__THE TASK__. Report the number of lines in these entries that contain "title". Write only the number.

__INFORMATION__.

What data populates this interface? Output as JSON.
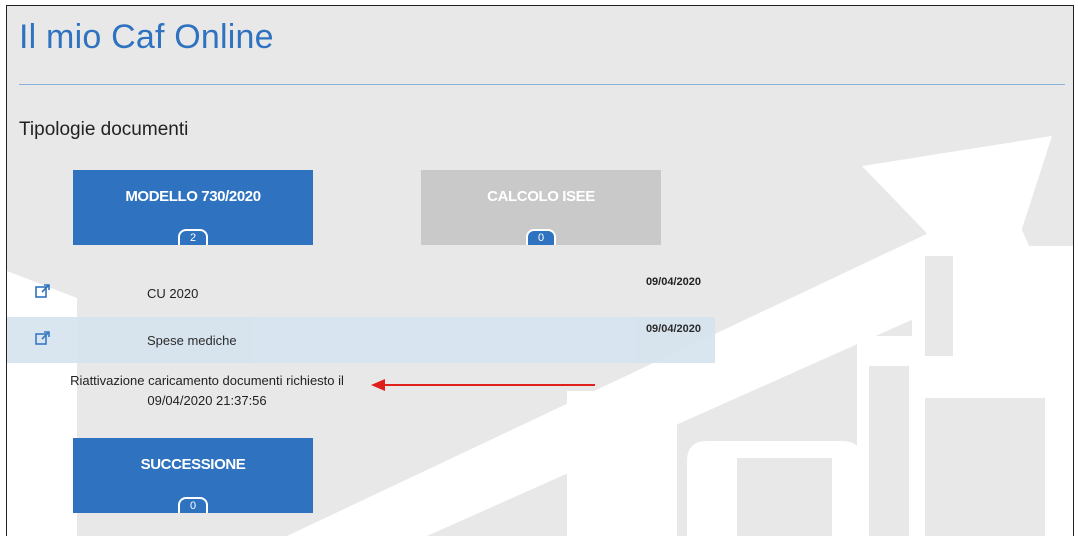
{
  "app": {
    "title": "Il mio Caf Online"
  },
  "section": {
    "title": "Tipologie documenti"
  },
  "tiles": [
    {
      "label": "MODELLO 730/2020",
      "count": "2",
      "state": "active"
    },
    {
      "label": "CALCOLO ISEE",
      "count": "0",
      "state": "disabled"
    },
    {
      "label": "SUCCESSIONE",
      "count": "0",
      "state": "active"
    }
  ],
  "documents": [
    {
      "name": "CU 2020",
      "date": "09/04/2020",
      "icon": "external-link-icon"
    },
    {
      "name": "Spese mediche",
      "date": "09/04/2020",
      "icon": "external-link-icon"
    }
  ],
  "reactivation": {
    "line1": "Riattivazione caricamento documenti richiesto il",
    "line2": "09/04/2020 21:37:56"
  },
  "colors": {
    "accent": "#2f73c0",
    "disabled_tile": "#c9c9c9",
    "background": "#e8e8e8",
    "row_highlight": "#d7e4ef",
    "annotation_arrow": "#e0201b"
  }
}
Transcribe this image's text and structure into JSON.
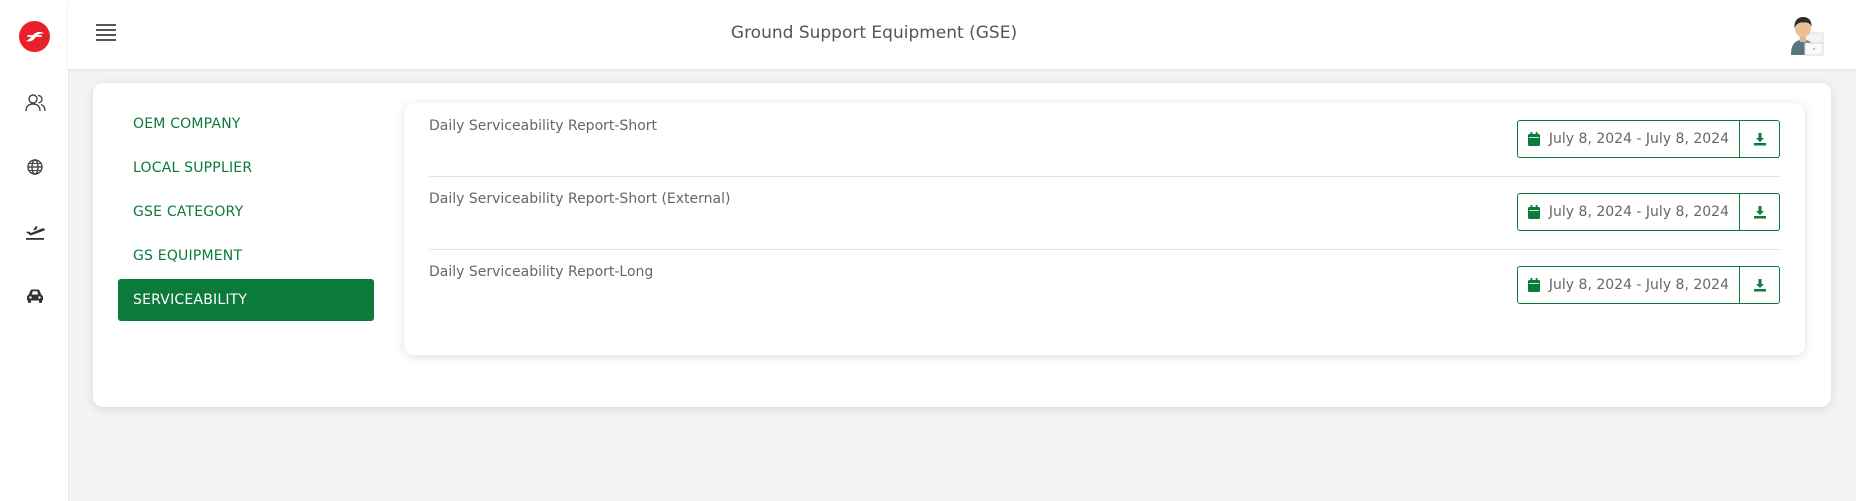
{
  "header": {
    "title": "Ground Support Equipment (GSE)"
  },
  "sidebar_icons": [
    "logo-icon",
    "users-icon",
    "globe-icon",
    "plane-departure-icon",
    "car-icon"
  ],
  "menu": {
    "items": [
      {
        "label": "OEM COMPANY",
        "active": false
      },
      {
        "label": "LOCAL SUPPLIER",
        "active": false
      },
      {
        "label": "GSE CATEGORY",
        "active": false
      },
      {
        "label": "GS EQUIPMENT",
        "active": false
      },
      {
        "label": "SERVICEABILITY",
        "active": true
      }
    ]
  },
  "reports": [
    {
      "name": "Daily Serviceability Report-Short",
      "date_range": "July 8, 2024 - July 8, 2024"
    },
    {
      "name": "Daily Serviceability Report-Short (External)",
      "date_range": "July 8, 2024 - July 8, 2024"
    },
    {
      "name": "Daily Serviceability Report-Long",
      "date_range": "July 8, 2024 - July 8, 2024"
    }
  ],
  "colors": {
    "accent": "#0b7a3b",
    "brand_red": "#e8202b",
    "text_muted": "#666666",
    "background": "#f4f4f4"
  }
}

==

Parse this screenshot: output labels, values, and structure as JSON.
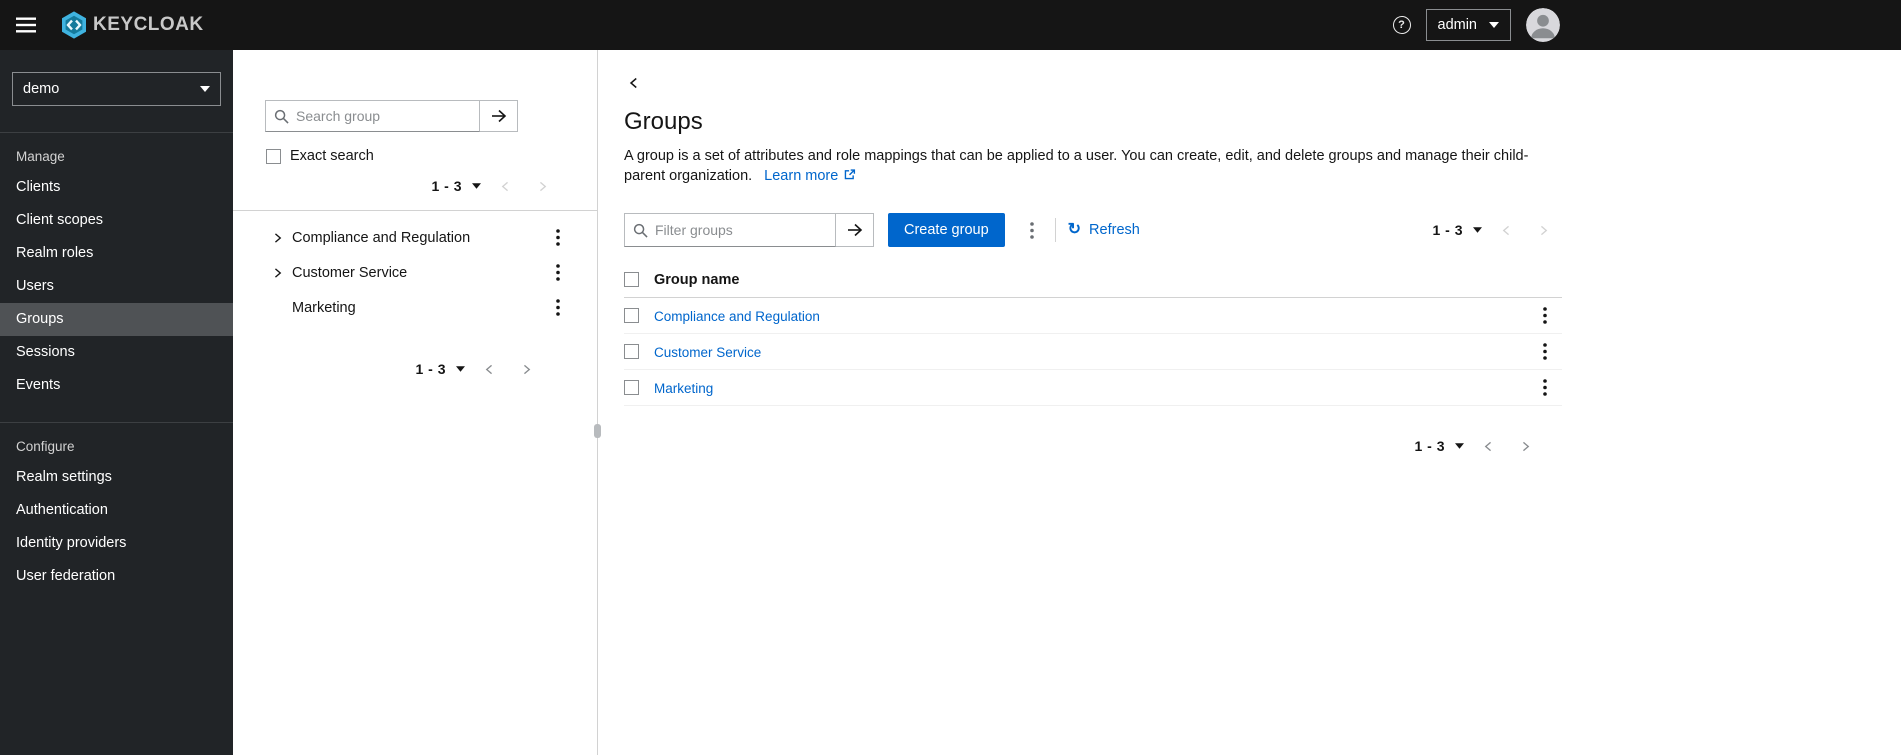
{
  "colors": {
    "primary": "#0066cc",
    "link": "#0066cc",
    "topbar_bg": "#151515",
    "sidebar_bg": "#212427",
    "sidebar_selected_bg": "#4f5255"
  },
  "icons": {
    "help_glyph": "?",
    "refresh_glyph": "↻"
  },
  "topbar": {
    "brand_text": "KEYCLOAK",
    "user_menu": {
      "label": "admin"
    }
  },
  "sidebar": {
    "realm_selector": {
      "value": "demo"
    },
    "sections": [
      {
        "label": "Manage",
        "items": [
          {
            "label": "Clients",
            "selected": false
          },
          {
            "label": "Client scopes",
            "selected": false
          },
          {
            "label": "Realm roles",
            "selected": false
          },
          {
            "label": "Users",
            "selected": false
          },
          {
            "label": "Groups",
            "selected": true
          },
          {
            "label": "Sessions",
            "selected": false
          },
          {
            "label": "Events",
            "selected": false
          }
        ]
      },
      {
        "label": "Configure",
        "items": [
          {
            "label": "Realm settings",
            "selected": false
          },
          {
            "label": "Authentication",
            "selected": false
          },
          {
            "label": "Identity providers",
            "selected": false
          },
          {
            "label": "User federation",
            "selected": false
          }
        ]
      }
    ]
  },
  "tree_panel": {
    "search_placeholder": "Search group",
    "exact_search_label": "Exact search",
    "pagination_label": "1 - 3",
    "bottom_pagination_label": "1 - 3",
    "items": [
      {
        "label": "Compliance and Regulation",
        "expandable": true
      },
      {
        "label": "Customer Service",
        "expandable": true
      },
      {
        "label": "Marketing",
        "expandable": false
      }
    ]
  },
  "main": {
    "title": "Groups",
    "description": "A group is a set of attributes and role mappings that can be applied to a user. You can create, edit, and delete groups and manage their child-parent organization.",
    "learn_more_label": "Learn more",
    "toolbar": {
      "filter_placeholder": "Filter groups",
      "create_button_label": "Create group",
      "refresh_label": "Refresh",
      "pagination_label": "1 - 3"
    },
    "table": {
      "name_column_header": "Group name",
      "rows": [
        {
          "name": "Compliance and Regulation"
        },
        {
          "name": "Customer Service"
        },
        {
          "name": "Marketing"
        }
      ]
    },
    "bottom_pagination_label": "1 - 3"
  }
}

__OUTPUT BELOW__. 4